== Source records ==

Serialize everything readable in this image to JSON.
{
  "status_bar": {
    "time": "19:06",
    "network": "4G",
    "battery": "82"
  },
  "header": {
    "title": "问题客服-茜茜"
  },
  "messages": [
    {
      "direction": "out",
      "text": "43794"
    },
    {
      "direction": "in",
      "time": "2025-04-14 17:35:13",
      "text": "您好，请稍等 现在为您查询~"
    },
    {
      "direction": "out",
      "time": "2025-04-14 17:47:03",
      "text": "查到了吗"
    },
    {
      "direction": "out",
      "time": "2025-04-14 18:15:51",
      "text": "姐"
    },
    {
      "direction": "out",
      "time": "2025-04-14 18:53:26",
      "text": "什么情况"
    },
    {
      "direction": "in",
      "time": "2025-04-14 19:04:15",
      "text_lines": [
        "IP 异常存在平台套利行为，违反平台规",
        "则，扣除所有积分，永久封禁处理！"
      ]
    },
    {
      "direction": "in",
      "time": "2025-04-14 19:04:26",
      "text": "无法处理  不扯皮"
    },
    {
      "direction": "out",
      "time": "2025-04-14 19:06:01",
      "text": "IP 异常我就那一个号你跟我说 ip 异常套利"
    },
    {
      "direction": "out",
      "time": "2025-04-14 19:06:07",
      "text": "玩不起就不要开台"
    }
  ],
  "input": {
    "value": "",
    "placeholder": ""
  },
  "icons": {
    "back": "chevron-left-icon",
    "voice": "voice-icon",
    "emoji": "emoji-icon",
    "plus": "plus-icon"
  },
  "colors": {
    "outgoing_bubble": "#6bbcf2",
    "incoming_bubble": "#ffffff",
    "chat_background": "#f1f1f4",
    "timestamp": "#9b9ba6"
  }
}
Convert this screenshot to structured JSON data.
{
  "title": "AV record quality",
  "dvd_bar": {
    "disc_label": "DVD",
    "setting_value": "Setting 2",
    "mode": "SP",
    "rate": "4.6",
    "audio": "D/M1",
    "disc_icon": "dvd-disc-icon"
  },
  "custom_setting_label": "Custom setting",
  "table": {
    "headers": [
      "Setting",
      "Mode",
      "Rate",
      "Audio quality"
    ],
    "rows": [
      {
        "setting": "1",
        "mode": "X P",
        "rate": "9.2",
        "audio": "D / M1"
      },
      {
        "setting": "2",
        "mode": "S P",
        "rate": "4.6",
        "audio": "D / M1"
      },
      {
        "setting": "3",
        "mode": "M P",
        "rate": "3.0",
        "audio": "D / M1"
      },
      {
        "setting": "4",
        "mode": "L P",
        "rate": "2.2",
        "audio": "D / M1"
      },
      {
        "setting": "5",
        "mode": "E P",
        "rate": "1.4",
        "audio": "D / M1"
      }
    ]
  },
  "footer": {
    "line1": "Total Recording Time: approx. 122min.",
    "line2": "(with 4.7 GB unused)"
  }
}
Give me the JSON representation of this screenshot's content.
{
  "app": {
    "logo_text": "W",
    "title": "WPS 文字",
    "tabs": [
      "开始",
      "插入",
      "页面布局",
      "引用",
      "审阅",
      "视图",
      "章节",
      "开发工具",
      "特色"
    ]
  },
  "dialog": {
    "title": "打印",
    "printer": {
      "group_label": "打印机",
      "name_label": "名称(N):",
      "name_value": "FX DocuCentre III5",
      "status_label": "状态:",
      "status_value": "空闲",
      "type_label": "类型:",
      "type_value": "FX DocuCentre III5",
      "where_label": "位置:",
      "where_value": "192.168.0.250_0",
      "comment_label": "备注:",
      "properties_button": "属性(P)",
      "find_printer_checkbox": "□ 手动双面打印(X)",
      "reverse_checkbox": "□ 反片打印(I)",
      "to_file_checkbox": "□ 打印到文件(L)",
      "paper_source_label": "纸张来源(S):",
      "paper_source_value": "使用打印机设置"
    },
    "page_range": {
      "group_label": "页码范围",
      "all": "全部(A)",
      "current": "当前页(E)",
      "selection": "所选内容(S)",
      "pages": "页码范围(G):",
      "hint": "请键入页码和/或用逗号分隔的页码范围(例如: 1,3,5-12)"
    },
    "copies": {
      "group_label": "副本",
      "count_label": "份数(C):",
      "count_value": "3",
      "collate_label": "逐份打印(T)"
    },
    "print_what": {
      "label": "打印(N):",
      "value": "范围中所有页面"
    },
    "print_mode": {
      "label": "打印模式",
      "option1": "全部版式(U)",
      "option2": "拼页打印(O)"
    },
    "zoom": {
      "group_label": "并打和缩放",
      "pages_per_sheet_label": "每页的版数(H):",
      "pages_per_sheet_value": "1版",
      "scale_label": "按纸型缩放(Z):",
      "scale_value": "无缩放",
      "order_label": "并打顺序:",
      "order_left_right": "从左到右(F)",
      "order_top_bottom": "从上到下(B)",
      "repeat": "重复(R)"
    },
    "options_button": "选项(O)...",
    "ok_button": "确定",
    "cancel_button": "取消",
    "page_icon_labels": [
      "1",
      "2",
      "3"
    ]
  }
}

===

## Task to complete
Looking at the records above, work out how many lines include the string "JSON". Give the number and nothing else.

## Reply
3